Web page and app entries:
....................
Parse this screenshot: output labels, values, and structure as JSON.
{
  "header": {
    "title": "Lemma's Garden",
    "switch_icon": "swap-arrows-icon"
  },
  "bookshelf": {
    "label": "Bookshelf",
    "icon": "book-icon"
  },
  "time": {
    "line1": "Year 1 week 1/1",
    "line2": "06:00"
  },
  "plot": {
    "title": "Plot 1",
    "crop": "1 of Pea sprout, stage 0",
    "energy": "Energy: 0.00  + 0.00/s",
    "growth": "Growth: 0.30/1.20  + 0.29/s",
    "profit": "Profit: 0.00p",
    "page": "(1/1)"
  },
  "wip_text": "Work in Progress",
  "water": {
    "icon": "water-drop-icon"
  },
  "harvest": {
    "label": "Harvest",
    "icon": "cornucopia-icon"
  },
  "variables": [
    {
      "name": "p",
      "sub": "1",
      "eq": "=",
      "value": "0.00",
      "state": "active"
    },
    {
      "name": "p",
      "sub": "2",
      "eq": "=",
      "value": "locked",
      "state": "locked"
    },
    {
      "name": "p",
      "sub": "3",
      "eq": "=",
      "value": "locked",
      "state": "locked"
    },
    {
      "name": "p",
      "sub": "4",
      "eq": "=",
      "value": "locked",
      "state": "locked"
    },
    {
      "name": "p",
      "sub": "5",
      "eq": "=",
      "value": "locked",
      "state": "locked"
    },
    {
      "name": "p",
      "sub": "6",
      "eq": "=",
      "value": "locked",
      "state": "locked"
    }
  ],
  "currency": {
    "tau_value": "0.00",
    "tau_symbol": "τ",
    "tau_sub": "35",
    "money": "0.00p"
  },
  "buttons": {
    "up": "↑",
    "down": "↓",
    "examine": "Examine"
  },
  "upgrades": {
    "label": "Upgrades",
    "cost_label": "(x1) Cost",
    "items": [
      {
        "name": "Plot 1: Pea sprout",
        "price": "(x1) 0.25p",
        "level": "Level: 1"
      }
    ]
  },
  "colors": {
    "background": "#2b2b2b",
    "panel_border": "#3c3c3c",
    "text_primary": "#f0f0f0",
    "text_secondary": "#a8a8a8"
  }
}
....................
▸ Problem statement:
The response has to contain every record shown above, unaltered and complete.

▸ Reply to the exercise:
Parse this screenshot: output labels, values, and structure as JSON.
{
  "header": {
    "title": "Lemma's Garden",
    "switch_icon": "swap-arrows-icon"
  },
  "bookshelf": {
    "label": "Bookshelf",
    "icon": "book-icon"
  },
  "time": {
    "line1": "Year 1 week 1/1",
    "line2": "06:00"
  },
  "plot": {
    "title": "Plot 1",
    "crop": "1 of Pea sprout, stage 0",
    "energy": "Energy: 0.00  + 0.00/s",
    "growth": "Growth: 0.30/1.20  + 0.29/s",
    "profit": "Profit: 0.00p",
    "page": "(1/1)"
  },
  "wip_text": "Work in Progress",
  "water": {
    "icon": "water-drop-icon"
  },
  "harvest": {
    "label": "Harvest",
    "icon": "cornucopia-icon"
  },
  "variables": [
    {
      "name": "p",
      "sub": "1",
      "eq": "=",
      "value": "0.00",
      "state": "active"
    },
    {
      "name": "p",
      "sub": "2",
      "eq": "=",
      "value": "locked",
      "state": "locked"
    },
    {
      "name": "p",
      "sub": "3",
      "eq": "=",
      "value": "locked",
      "state": "locked"
    },
    {
      "name": "p",
      "sub": "4",
      "eq": "=",
      "value": "locked",
      "state": "locked"
    },
    {
      "name": "p",
      "sub": "5",
      "eq": "=",
      "value": "locked",
      "state": "locked"
    },
    {
      "name": "p",
      "sub": "6",
      "eq": "=",
      "value": "locked",
      "state": "locked"
    }
  ],
  "currency": {
    "tau_value": "0.00",
    "tau_symbol": "τ",
    "tau_sub": "35",
    "money": "0.00p"
  },
  "buttons": {
    "up": "↑",
    "down": "↓",
    "examine": "Examine"
  },
  "upgrades": {
    "label": "Upgrades",
    "cost_label": "(x1) Cost",
    "items": [
      {
        "name": "Plot 1: Pea sprout",
        "price": "(x1) 0.25p",
        "level": "Level: 1"
      }
    ]
  },
  "colors": {
    "background": "#2b2b2b",
    "panel_border": "#3c3c3c",
    "text_primary": "#f0f0f0",
    "text_secondary": "#a8a8a8"
  }
}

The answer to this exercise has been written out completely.